Like bats, Australian birds are numerous, and easy to see. With more than 750 bird species in residence, clear views of diving pelicans, jewel-colored parrots, crested cockatoos, and foraging brush turkeys are delightfully common.
Too Many Attractions, Too Little Time…
If all those sand-swept beaches, flora and fauna leave you wishing for a touch of commercialism, the Australian continent can answer the call. Board a narrated glass bottom boat ride to view the watery world of the Great Barrier Reef. Consider the quirky yellow appeal of a photo op at Coffs Harbour’s Big Banana, or soak up sophisticated city sights in Sydney – the Opera House, Australian National Maritime Museum, a Harbor Bridge stroll, or the weekend marketplace.
Kicking the Bucket List

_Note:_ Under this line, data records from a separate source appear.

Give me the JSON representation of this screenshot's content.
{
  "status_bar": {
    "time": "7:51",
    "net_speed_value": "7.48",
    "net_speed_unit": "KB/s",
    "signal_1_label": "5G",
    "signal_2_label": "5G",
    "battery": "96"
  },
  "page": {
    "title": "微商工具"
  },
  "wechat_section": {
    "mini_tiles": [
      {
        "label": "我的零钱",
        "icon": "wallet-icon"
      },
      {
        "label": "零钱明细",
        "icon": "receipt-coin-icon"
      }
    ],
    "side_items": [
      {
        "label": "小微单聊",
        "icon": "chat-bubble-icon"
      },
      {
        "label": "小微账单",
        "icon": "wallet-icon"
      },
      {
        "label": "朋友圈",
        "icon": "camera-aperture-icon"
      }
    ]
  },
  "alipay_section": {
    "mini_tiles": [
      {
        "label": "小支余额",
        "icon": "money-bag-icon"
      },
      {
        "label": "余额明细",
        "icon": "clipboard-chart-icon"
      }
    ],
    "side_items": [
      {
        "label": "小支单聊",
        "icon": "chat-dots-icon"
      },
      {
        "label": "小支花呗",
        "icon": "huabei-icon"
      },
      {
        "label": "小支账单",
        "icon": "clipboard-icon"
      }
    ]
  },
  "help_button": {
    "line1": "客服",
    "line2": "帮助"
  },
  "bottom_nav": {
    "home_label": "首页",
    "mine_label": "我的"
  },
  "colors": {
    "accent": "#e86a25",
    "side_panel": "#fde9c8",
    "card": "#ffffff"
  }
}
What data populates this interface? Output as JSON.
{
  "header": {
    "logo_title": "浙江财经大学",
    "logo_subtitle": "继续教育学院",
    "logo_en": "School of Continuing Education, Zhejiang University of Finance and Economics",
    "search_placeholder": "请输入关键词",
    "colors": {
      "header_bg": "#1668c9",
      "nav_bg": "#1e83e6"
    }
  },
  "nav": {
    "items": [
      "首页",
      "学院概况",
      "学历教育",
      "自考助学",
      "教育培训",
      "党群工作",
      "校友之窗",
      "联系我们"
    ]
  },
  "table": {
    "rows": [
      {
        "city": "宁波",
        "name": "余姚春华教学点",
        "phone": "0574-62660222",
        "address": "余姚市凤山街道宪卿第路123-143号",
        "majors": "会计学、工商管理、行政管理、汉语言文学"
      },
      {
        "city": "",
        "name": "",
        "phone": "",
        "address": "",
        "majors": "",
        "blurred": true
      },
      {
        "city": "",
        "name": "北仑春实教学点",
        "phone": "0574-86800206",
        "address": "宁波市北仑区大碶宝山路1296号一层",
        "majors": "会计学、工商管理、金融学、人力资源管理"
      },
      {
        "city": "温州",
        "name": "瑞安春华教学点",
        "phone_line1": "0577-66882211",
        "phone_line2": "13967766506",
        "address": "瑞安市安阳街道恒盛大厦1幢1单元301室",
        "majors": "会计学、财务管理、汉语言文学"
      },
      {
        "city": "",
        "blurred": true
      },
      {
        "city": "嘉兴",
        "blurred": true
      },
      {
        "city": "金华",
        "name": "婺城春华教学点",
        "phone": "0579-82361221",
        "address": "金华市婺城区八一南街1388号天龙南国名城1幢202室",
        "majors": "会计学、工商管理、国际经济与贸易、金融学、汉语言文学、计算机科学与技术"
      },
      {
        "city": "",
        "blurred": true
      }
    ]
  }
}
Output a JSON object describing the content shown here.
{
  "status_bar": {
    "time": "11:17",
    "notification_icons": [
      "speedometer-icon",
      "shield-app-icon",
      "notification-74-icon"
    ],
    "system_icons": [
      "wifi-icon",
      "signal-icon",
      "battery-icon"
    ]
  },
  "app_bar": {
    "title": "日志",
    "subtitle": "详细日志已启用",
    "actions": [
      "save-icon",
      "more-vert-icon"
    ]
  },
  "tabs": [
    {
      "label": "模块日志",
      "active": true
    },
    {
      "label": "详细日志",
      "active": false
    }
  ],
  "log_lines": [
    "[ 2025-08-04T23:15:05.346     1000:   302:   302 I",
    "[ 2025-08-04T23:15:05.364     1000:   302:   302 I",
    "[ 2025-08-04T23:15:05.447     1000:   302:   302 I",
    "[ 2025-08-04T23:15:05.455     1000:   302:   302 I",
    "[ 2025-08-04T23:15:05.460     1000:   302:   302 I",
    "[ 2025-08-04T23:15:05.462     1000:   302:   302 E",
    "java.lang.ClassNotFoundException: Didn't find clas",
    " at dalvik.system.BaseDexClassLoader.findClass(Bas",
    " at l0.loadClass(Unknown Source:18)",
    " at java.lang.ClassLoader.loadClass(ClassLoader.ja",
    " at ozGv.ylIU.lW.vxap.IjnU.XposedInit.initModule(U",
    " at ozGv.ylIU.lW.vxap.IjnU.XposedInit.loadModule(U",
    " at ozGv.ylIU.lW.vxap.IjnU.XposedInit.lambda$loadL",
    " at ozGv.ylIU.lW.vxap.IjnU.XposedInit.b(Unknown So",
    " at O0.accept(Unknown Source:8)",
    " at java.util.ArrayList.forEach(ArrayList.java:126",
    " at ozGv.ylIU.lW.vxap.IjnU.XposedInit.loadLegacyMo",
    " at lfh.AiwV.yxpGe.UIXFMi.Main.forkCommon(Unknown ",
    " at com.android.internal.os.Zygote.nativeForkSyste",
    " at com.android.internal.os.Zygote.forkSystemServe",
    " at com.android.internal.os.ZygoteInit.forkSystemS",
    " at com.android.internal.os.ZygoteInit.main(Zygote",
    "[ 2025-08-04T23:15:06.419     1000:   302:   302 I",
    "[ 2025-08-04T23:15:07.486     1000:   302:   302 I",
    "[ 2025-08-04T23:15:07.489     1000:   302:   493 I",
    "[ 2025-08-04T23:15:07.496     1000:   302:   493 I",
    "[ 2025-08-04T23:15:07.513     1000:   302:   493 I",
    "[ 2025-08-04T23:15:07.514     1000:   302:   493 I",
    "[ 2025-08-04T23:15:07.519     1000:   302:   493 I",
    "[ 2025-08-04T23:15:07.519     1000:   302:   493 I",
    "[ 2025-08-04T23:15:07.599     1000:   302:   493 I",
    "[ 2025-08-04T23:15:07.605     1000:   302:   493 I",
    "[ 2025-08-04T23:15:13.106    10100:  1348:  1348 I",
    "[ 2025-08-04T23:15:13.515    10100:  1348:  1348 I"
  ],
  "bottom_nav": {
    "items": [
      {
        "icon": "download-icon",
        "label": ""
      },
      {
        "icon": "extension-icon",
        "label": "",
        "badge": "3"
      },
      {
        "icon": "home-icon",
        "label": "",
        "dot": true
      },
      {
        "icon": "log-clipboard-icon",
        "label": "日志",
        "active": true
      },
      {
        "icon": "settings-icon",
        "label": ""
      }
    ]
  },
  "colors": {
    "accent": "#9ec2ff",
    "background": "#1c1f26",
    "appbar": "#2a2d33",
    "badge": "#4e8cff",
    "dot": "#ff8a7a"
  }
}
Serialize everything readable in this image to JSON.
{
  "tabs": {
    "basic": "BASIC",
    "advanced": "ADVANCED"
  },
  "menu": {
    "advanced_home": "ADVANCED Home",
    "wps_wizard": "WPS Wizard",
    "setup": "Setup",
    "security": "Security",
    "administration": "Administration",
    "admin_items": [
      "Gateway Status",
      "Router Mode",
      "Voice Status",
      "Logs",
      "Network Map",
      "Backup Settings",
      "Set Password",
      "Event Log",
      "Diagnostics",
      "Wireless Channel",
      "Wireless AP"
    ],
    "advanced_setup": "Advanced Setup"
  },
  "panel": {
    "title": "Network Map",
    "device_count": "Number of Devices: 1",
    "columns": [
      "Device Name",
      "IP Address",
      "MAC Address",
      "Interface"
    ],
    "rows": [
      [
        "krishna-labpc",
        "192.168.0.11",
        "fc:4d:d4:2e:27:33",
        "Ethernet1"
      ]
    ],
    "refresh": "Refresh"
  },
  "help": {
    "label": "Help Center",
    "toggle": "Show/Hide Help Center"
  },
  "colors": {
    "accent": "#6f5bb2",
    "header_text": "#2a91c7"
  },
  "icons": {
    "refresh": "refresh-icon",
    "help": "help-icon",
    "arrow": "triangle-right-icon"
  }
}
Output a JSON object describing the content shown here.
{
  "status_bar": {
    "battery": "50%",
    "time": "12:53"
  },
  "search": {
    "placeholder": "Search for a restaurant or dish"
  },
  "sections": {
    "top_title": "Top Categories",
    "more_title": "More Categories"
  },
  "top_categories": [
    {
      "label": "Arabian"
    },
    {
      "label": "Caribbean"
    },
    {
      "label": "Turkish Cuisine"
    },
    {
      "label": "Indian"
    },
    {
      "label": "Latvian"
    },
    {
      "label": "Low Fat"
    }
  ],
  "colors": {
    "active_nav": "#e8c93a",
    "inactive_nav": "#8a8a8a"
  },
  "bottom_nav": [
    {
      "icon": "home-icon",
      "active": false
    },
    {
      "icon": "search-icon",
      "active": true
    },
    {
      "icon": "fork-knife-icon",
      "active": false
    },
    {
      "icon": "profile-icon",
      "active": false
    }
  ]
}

My family’s positive RV camping experiences in Queensland and New South Wales convinced us that RVing is the best and brightest way to tour Australia. We like the fact that Australian and American RVing are similar as well as different. On a future trip back to the Southern Hemisphere, we intend to divide our travels between southern and western Australia and the north and south islands of New Zealand. The other entries on our bucket list will have to wait. When travel dreams take you from up yonder to Down Under, a one-time RV adventure simply isn’t enough.
For more info about RV travel visit the Good Sam Club Trip Planning section where you can route your RV trip, read interesting RV travel articles, learn about points of interest, find RV campgrounds and print out RV checklists.